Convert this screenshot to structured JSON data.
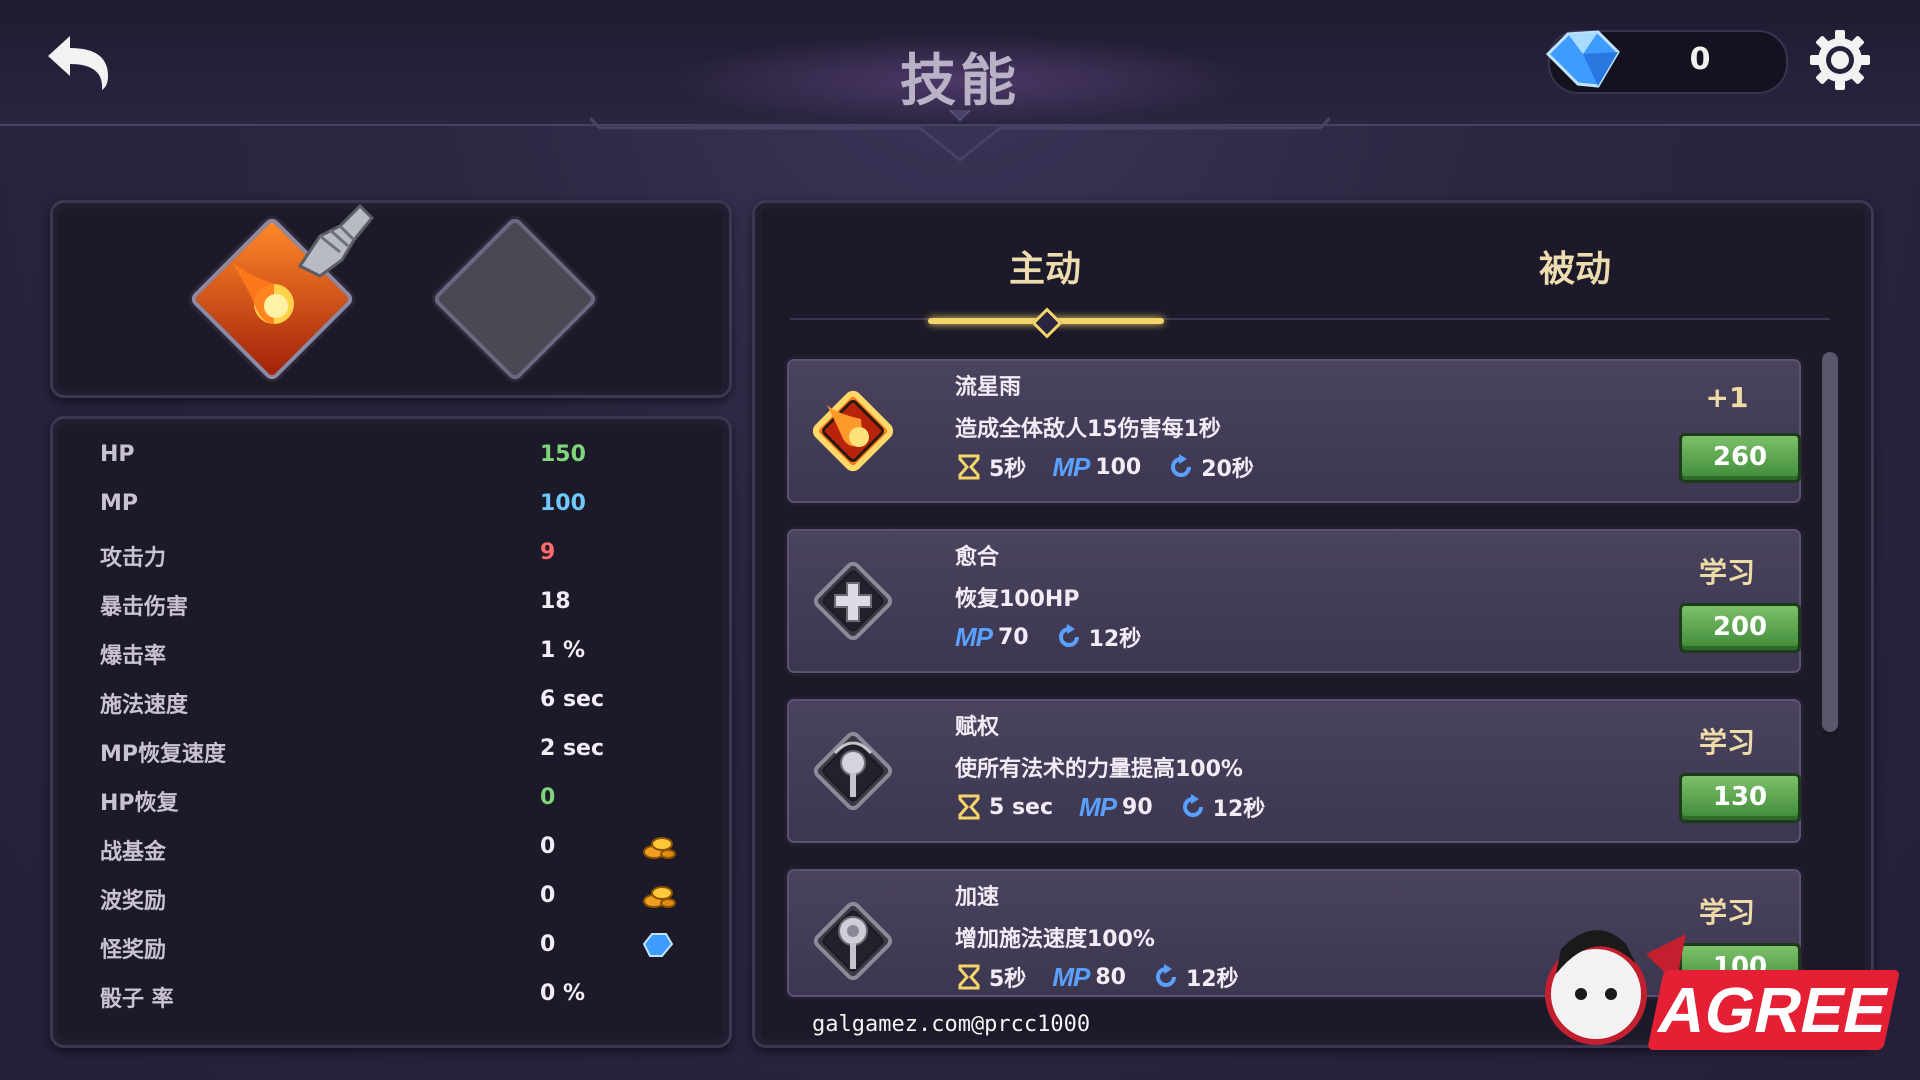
{
  "header": {
    "title": "技能",
    "gem_count": "0",
    "back_icon": "back-arrow-icon",
    "settings_icon": "gear-icon"
  },
  "equipped_slots": [
    {
      "skill": "流星雨",
      "icon": "meteor-fireball-icon"
    },
    {
      "skill": "",
      "icon": "empty-slot"
    }
  ],
  "stats": [
    {
      "label": "HP",
      "value": "150",
      "color": "#7fd67a"
    },
    {
      "label": "MP",
      "value": "100",
      "color": "#6fc9ff"
    },
    {
      "label": "攻击力",
      "value": "9",
      "color": "#ff6b6b"
    },
    {
      "label": "暴击伤害",
      "value": "18",
      "color": "#f1ecf5"
    },
    {
      "label": "爆击率",
      "value": "1 %",
      "color": "#f1ecf5"
    },
    {
      "label": "施法速度",
      "value": "6 sec",
      "color": "#f1ecf5"
    },
    {
      "label": "MP恢复速度",
      "value": "2 sec",
      "color": "#f1ecf5"
    },
    {
      "label": "HP恢复",
      "value": "0",
      "color": "#7fd67a"
    },
    {
      "label": "战基金",
      "value": "0",
      "color": "#f1ecf5",
      "icon": "gold-coins-icon"
    },
    {
      "label": "波奖励",
      "value": "0",
      "color": "#f1ecf5",
      "icon": "gold-coins-icon"
    },
    {
      "label": "怪奖励",
      "value": "0",
      "color": "#f1ecf5",
      "icon": "blue-gem-icon"
    },
    {
      "label": "骰子 率",
      "value": "0 %",
      "color": "#f1ecf5"
    }
  ],
  "tabs": [
    {
      "label": "主动",
      "active": true
    },
    {
      "label": "被动",
      "active": false
    }
  ],
  "skills": [
    {
      "name": "流星雨",
      "desc": "造成全体敌人15伤害每1秒",
      "cast": "5秒",
      "mp": "100",
      "cooldown": "20秒",
      "action": "+1",
      "price": "260",
      "icon": "meteor-fireball-icon"
    },
    {
      "name": "愈合",
      "desc": "恢复100HP",
      "cast": "",
      "mp": "70",
      "cooldown": "12秒",
      "action": "学习",
      "price": "200",
      "icon": "healing-cross-icon"
    },
    {
      "name": "赋权",
      "desc": "使所有法术的力量提高100%",
      "cast": "5 sec",
      "mp": "90",
      "cooldown": "12秒",
      "action": "学习",
      "price": "130",
      "icon": "empower-staff-icon"
    },
    {
      "name": "加速",
      "desc": "增加施法速度100%",
      "cast": "5秒",
      "mp": "80",
      "cooldown": "12秒",
      "action": "学习",
      "price": "100",
      "icon": "haste-staff-icon"
    }
  ],
  "mp_tag": "MP",
  "watermark": "galgamez.com@prcc1000",
  "logo_text": "AGREE",
  "colors": {
    "accent_gold": "#f4d56a",
    "button_green": "#5aa84e",
    "mp_blue": "#5aa0ff"
  }
}
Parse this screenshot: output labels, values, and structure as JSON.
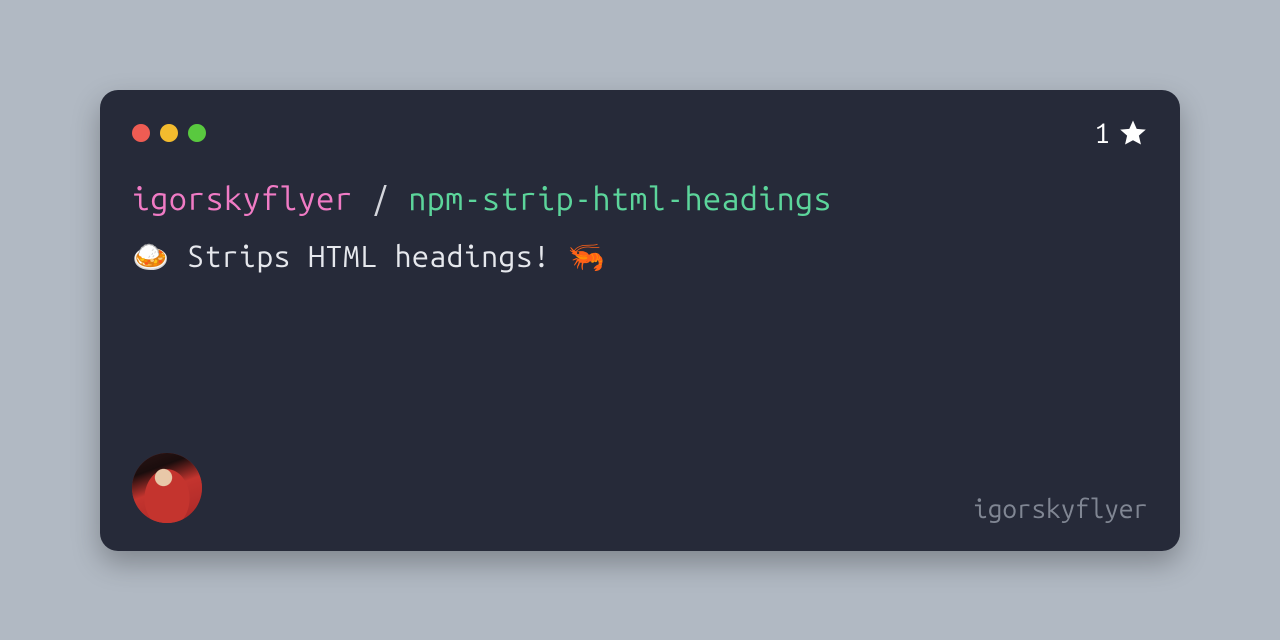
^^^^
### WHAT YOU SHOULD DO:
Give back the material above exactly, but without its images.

### ANSWER BELOW:
Convert this screenshot to structured JSON data.
{
  "header": {
    "title": "技能",
    "gem_count": "0",
    "back_icon": "back-arrow-icon",
    "settings_icon": "gear-icon"
  },
  "equipped_slots": [
    {
      "skill": "流星雨",
      "icon": "meteor-fireball-icon"
    },
    {
      "skill": "",
      "icon": "empty-slot"
    }
  ],
  "stats": [
    {
      "label": "HP",
      "value": "150",
      "color": "#7fd67a"
    },
    {
      "label": "MP",
      "value": "100",
      "color": "#6fc9ff"
    },
    {
      "label": "攻击力",
      "value": "9",
      "color": "#ff6b6b"
    },
    {
      "label": "暴击伤害",
      "value": "18",
      "color": "#f1ecf5"
    },
    {
      "label": "爆击率",
      "value": "1 %",
      "color": "#f1ecf5"
    },
    {
      "label": "施法速度",
      "value": "6 sec",
      "color": "#f1ecf5"
    },
    {
      "label": "MP恢复速度",
      "value": "2 sec",
      "color": "#f1ecf5"
    },
    {
      "label": "HP恢复",
      "value": "0",
      "color": "#7fd67a"
    },
    {
      "label": "战基金",
      "value": "0",
      "color": "#f1ecf5",
      "icon": "gold-coins-icon"
    },
    {
      "label": "波奖励",
      "value": "0",
      "color": "#f1ecf5",
      "icon": "gold-coins-icon"
    },
    {
      "label": "怪奖励",
      "value": "0",
      "color": "#f1ecf5",
      "icon": "blue-gem-icon"
    },
    {
      "label": "骰子 率",
      "value": "0 %",
      "color": "#f1ecf5"
    }
  ],
  "tabs": [
    {
      "label": "主动",
      "active": true
    },
    {
      "label": "被动",
      "active": false
    }
  ],
  "skills": [
    {
      "name": "流星雨",
      "desc": "造成全体敌人15伤害每1秒",
      "cast": "5秒",
      "mp": "100",
      "cooldown": "20秒",
      "action": "+1",
      "price": "260",
      "icon": "meteor-fireball-icon"
    },
    {
      "name": "愈合",
      "desc": "恢复100HP",
      "cast": "",
      "mp": "70",
      "cooldown": "12秒",
      "action": "学习",
      "price": "200",
      "icon": "healing-cross-icon"
    },
    {
      "name": "赋权",
      "desc": "使所有法术的力量提高100%",
      "cast": "5 sec",
      "mp": "90",
      "cooldown": "12秒",
      "action": "学习",
      "price": "130",
      "icon": "empower-staff-icon"
    },
    {
      "name": "加速",
      "desc": "增加施法速度100%",
      "cast": "5秒",
      "mp": "80",
      "cooldown": "12秒",
      "action": "学习",
      "price": "100",
      "icon": "haste-staff-icon"
    }
  ],
  "mp_tag": "MP",
  "watermark": "galgamez.com@prcc1000",
  "logo_text": "AGREE",
  "colors": {
    "accent_gold": "#f4d56a",
    "button_green": "#5aa84e",
    "mp_blue": "#5aa0ff"
  }
}
Parse this screenshot: output labels, values, and structure as JSON.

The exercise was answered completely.